In 1994, a 73-year-old Florida retiree, Max Gordon, wandered into the ATC headquarters in West Virginia and proclaimed that 58 years earlier, in 1936, he and five other members of Boy Scout Troop 257, based in the Bronx, had hiked the length of the Appalachian Trail during their summer vacation. All of the young hikers, aged 15, 16, and 17 at the time, were Jewish. Gordon’s narrative placed them on the trail during the summer Adolf Hitler was hosting the Berlin Olympics, and his 1994 memories, shared with Appalachian Trailways editor Judy Jenner, were touching. “We were poor kids,” Gordon told Jenner. “My mother made my sleeping bag, and it wasn’t fancy at all, no feathers, just a couple of blankets sewn together. I could pull part of it over my head to keep the dew off.”

In the early 2000s, a Boston-based optical physicist and hiker, Arthur Gaudet, was so enchanted with Gordon’s account that he spent 15 months scrounging for evidence that the 1936 Boy Scout hike actually happened. There was very little evidence for Gaudet to find, though. In 1994, Gordon produced no photographs and was unable to furnish Jenner with contact information for any of his alleged hiking partners. Gordon died in 1996. There is no contemporaneous documentation  of the Boy Scout hike, and Gaudet’s 39-page report is, as a result, filled with hopeful but hard-to-swallow assertions such as, “The lack of Bronx newspaper announcements isn’t too difficult to explain.”

Reflecting on Gordon now, Jenner says, “I don’t think he was lying. I think that he probably took a really long hike—and that it grew in his mind as he aged.”

Earl Shaffer remains the AT pioneer we’ve got, and in deciding whether to call him a hero, I think back on a chat I had with his biographer, David Donaldson, while visiting York.

Donaldson, who’s 60, met Shaffer on the AT in 1998 and hiked with him through New England that autumn. A few years later, he purchased a split-level ranch from Shaffer’s brother, John. The property adjoins that of the Shaffers’ childhood home, The Old Place, which means that, as Donaldson and I stood in his kitchen, we were gazing out upon the hillside on which Shaffer and Walter Winemiller played as kids.

“He’s a hero to me,” Donaldson said.

“Just to you?” I said.

“Well, our country’s so divided now,” Donaldson said. “We can’t even agree on who we should honor these days. But what does the Bible say? If there’s anybody that’s perfect, let him cast the first stone.

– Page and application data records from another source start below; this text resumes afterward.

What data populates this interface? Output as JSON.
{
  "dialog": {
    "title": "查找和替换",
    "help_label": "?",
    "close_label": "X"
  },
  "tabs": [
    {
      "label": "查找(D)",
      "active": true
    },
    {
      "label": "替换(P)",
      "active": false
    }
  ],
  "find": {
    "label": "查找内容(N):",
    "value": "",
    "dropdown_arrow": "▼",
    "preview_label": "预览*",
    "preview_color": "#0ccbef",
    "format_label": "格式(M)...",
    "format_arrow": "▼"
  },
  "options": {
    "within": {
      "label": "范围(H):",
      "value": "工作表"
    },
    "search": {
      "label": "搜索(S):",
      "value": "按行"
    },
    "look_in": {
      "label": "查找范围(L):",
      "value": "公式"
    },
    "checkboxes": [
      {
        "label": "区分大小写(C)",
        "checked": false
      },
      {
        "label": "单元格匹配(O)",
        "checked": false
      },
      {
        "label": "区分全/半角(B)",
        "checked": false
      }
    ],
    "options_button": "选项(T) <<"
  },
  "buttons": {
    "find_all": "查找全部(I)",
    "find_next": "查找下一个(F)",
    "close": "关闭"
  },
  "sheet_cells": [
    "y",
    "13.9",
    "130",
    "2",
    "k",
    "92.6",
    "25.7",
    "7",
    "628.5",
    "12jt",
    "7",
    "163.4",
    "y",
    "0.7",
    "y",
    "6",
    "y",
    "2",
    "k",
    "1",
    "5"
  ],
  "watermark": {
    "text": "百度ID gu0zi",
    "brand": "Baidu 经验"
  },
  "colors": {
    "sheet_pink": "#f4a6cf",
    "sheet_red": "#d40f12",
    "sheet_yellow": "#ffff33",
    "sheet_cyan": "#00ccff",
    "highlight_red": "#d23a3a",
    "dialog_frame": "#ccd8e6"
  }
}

“Earl grew up in the Great Depression. He went to World War II and fought for his country and then he came home and tried to face down his frailties. He could be difficult”—Donaldson grinned—“but he was a friend.”

Eventually, Donaldson told me of his first trail encounter with Shaffer, at a hostel in Tennessee. “He was going to just hike past the hostel,” Donaldson said, “but we were grilling burgers and the smell wafted down to the trail. Earl did a double take and turned back, toward us. Then four of us stayed up until midnight that night, listening to him tell stories under the yellow bug light on the porch.”

Later, Donaldson hiked through Maine with Shaffer. He was there when the Crazy One ascended Katahdin at age 79. “Earl was like a spider climbing a wall,” Donaldson says, remembering the last rubbly quarter-mile pitch. “He’d curl his fingers and grab onto a nubbin and claw himself up. He stopped to look for footholds. Sometimes he’d reach for a handhold and fail and climb downwards, looking for a new route. He wasn’t fast; he was an old man.”

Throughout his life, Shaffer had failed in so many of his ventures; he carried old grievances and jealousies. But he kept going, a flawed pilgrim bent on arriving.

Donaldson tells me, “Nothing was going to stop him.” And I think to myself that on another day, it could have been me out there. It could have been you. It could have been Jim McNeely, even. After all, hikers are mostly the same: clambering inexpertly along, freighting our sins and shortcomings to the summit, just trying to reach a warm pile of rocks bathed in the first rays of the rising sun.